EXTRACTED RECORDS section start

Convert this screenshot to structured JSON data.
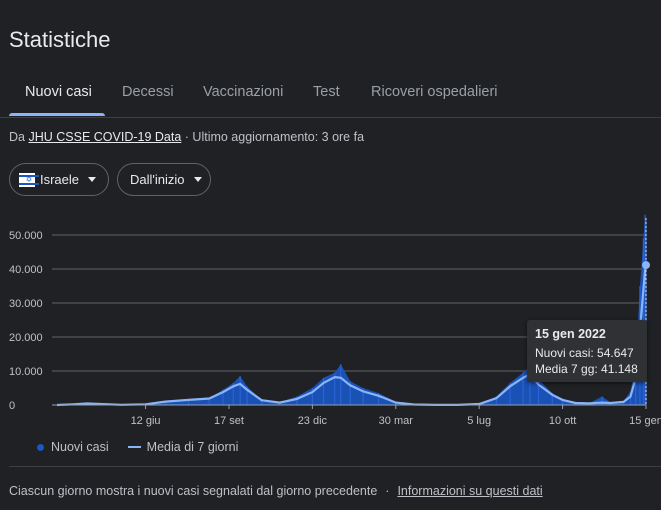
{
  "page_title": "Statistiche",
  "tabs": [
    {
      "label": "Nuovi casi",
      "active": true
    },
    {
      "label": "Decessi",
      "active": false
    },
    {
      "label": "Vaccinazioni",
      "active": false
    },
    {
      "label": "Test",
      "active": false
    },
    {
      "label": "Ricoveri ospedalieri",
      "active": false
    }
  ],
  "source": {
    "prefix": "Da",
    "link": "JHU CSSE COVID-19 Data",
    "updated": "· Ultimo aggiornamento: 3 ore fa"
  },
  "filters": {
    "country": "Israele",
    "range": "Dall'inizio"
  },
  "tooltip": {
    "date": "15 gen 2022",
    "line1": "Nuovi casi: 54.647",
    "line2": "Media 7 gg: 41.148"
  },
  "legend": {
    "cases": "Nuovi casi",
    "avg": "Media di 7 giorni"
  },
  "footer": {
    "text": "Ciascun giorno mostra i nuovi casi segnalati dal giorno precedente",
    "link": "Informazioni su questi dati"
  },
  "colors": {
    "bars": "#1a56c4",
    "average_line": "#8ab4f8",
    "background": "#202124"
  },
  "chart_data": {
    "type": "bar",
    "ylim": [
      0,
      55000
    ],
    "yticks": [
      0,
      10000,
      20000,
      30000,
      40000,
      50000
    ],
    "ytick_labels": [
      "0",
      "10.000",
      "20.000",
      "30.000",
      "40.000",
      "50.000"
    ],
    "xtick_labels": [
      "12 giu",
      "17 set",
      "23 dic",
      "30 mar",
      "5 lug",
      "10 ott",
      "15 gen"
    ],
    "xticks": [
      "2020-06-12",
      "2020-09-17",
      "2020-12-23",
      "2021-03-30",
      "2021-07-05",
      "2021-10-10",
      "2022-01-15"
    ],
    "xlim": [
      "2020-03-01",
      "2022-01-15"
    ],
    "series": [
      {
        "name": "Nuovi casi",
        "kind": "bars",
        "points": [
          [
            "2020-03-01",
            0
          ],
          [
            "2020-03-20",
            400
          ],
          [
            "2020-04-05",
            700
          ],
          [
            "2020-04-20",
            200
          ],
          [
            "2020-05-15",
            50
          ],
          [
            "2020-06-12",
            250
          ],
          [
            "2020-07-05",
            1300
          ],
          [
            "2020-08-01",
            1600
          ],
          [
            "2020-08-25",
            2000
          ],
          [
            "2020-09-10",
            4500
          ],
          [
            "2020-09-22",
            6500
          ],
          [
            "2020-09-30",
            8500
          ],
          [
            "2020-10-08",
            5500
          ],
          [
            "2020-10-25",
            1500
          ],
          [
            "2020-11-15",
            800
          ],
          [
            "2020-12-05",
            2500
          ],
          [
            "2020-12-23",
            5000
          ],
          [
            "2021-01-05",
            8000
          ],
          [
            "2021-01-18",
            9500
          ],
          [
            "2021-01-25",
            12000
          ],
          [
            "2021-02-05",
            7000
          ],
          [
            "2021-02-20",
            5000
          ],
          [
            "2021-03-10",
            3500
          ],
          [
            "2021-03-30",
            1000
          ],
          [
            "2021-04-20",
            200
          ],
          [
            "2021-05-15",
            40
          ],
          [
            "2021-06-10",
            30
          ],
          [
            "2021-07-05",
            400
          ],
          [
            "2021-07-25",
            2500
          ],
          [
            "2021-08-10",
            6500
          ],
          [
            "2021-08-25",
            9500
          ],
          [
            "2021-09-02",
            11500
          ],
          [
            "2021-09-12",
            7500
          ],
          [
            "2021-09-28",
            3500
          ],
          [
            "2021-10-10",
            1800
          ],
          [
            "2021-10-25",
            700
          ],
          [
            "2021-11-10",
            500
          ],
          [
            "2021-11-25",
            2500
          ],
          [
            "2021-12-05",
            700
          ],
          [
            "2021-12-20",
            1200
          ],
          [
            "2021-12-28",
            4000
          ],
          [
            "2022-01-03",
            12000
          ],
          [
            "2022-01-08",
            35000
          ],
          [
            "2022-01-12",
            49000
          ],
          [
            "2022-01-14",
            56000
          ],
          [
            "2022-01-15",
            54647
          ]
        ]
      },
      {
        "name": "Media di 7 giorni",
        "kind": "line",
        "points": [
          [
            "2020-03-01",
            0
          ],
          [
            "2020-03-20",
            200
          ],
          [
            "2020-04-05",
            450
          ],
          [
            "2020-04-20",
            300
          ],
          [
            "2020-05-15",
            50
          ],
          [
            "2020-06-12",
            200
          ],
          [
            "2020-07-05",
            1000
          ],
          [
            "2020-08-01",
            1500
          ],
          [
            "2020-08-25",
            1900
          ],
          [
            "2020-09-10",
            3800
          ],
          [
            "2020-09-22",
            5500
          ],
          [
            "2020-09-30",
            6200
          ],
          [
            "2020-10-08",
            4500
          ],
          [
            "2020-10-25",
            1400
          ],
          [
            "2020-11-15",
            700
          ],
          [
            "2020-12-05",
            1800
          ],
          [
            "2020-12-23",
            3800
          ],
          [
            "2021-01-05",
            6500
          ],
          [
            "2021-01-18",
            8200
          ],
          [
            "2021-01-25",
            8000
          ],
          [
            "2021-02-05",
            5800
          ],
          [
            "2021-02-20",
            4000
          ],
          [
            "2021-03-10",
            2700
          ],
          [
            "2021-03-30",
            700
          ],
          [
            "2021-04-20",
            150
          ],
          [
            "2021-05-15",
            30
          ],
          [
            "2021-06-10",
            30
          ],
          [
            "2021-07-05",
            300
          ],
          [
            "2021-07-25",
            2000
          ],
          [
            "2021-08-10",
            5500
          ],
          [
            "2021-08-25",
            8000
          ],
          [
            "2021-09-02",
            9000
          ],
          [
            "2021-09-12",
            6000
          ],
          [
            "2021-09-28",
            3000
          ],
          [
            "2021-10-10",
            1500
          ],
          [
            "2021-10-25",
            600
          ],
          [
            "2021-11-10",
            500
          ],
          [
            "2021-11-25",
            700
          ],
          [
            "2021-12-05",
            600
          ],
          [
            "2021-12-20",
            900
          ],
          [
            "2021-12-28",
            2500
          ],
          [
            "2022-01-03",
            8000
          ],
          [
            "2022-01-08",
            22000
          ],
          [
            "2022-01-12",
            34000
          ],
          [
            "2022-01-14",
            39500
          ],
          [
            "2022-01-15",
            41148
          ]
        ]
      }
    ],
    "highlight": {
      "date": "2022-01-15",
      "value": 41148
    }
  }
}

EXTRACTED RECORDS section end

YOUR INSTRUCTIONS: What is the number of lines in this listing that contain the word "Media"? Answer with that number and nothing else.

ANSWER AREA: 3